▶

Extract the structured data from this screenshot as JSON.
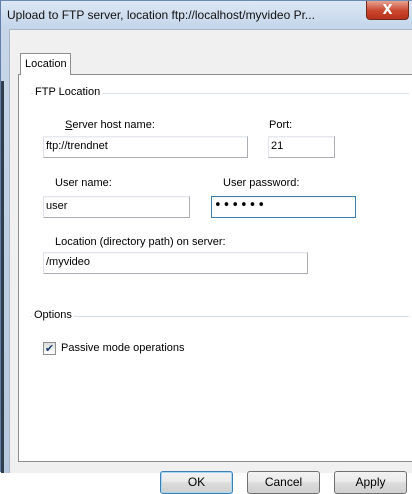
{
  "window": {
    "title": "Upload to FTP server, location ftp://localhost/myvideo Pr...",
    "close_glyph": "X"
  },
  "tabs": [
    {
      "label": "Location"
    }
  ],
  "ftp_location": {
    "group_title": "FTP Location",
    "server_host_label": "Server host name:",
    "server_host_value": "ftp://trendnet",
    "port_label": "Port:",
    "port_value": "21",
    "user_name_label": "User name:",
    "user_name_value": "user",
    "password_label": "User password:",
    "password_value": "••••••",
    "directory_label": "Location (directory path) on server:",
    "directory_value": "/myvideo"
  },
  "options": {
    "group_title": "Options",
    "passive_mode_label": "Passive mode operations",
    "passive_mode_checked": true,
    "check_glyph": "✔"
  },
  "buttons": {
    "ok": "OK",
    "cancel": "Cancel",
    "apply": "Apply"
  }
}
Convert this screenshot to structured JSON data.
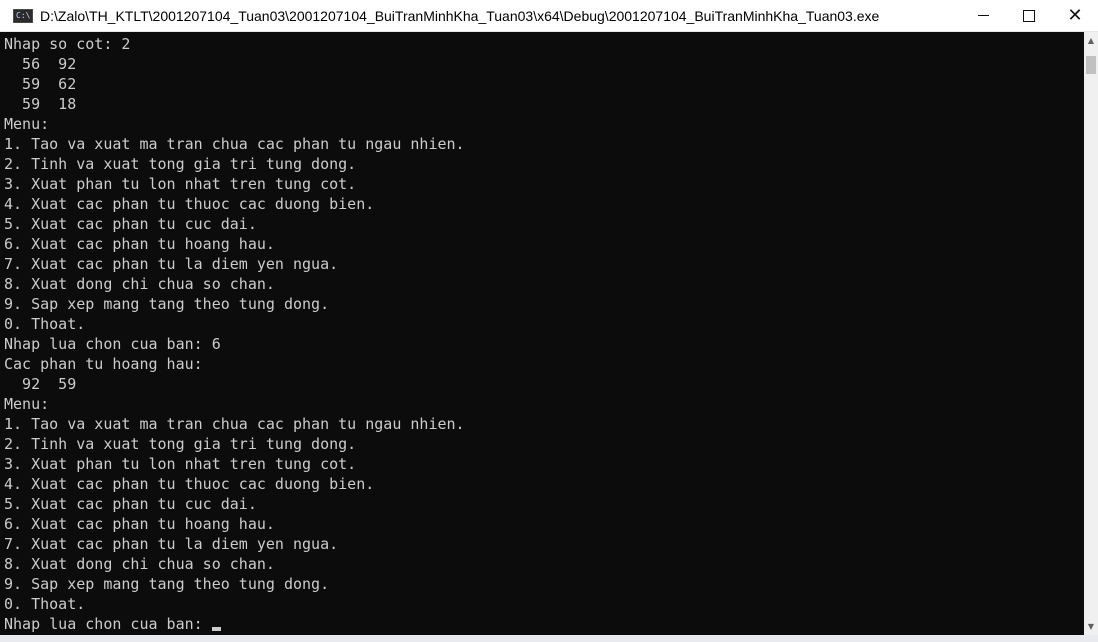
{
  "window": {
    "title": "D:\\Zalo\\TH_KTLT\\2001207104_Tuan03\\2001207104_BuiTranMinhKha_Tuan03\\x64\\Debug\\2001207104_BuiTranMinhKha_Tuan03.exe",
    "icon_label": "C:\\",
    "icon_name": "console-app-icon",
    "controls": {
      "minimize": "minimize-icon",
      "maximize": "maximize-icon",
      "close": "✕"
    }
  },
  "console": {
    "lines": [
      "Nhap so cot: 2",
      "  56  92",
      "  59  62",
      "  59  18",
      "Menu:",
      "1. Tao va xuat ma tran chua cac phan tu ngau nhien.",
      "2. Tinh va xuat tong gia tri tung dong.",
      "3. Xuat phan tu lon nhat tren tung cot.",
      "4. Xuat cac phan tu thuoc cac duong bien.",
      "5. Xuat cac phan tu cuc dai.",
      "6. Xuat cac phan tu hoang hau.",
      "7. Xuat cac phan tu la diem yen ngua.",
      "8. Xuat dong chi chua so chan.",
      "9. Sap xep mang tang theo tung dong.",
      "0. Thoat.",
      "Nhap lua chon cua ban: 6",
      "Cac phan tu hoang hau:",
      "  92  59",
      "Menu:",
      "1. Tao va xuat ma tran chua cac phan tu ngau nhien.",
      "2. Tinh va xuat tong gia tri tung dong.",
      "3. Xuat phan tu lon nhat tren tung cot.",
      "4. Xuat cac phan tu thuoc cac duong bien.",
      "5. Xuat cac phan tu cuc dai.",
      "6. Xuat cac phan tu hoang hau.",
      "7. Xuat cac phan tu la diem yen ngua.",
      "8. Xuat dong chi chua so chan.",
      "9. Sap xep mang tang theo tung dong.",
      "0. Thoat."
    ],
    "prompt": "Nhap lua chon cua ban: "
  },
  "colors": {
    "console_bg": "#0c0c0c",
    "console_text": "#cccccc",
    "titlebar_bg": "#ffffff"
  }
}
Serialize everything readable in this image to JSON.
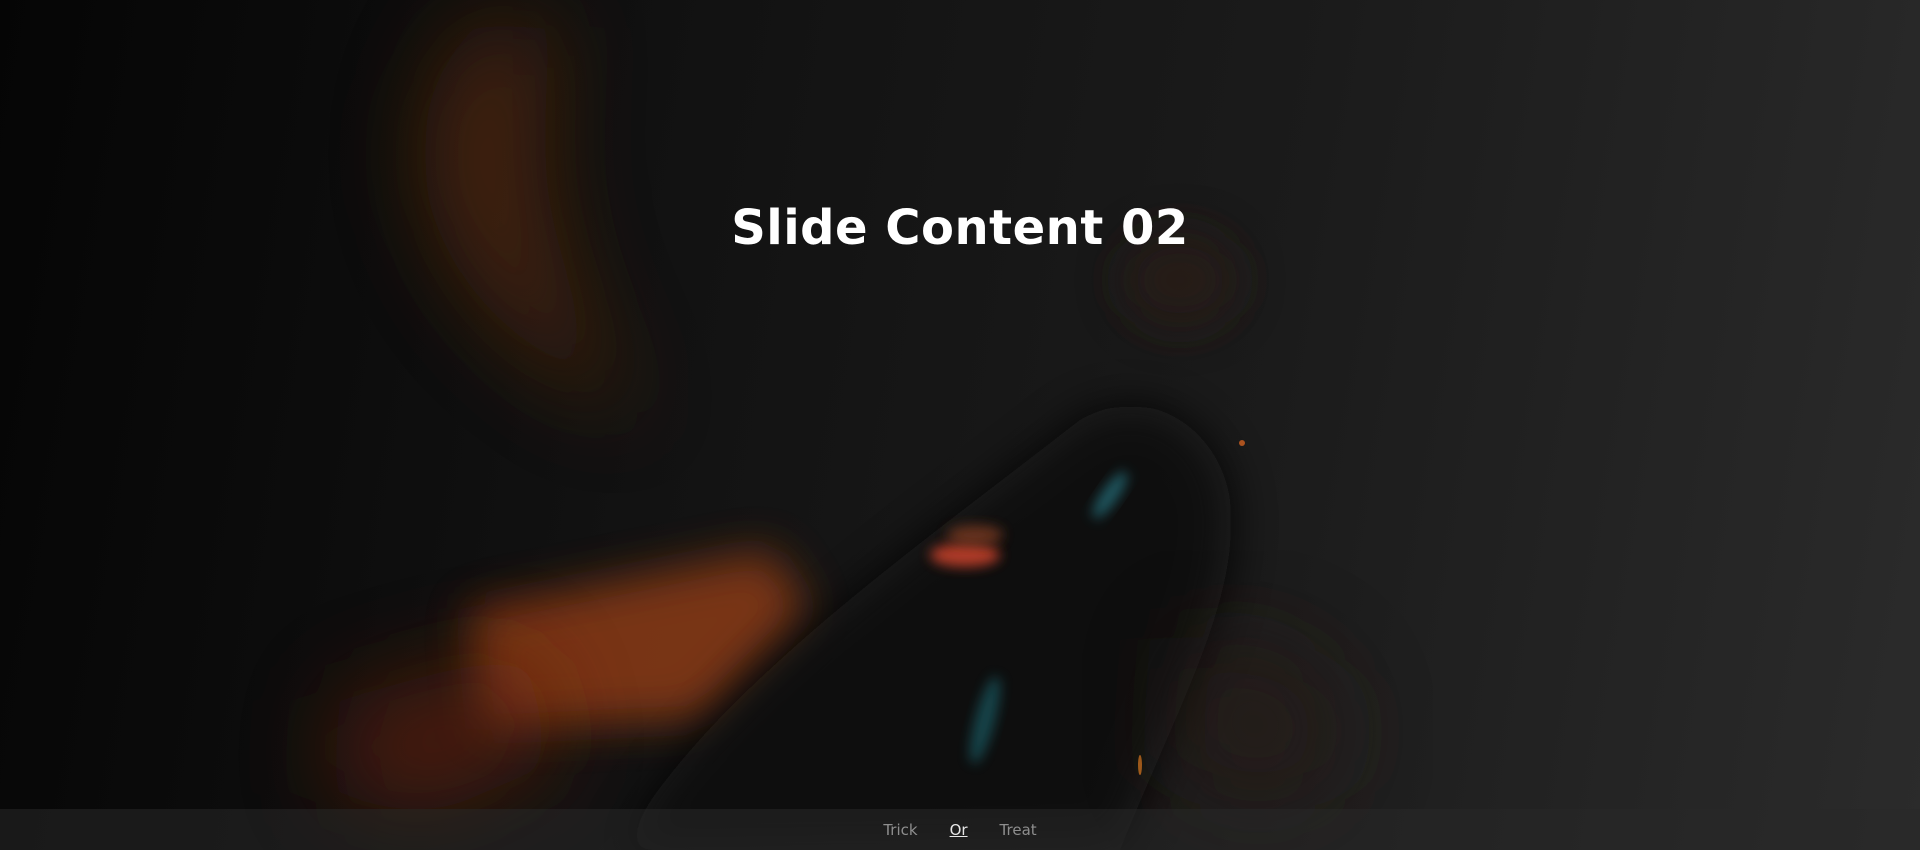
{
  "slide": {
    "title": "Slide Content 02"
  },
  "pagination": {
    "items": [
      {
        "label": "Trick",
        "active": false
      },
      {
        "label": "Or",
        "active": true
      },
      {
        "label": "Treat",
        "active": false
      }
    ]
  },
  "colors": {
    "title": "#ffffff",
    "pager_inactive": "#8e8e8e",
    "pager_active": "#e6e6e6",
    "accent_orange": "#c0521f",
    "accent_teal": "#2a8a9a"
  }
}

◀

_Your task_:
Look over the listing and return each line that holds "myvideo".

_Solution_:
    "title": "Upload to FTP server, location ftp://localhost/myvideo Pr...",
    "directory_value": "/myvideo"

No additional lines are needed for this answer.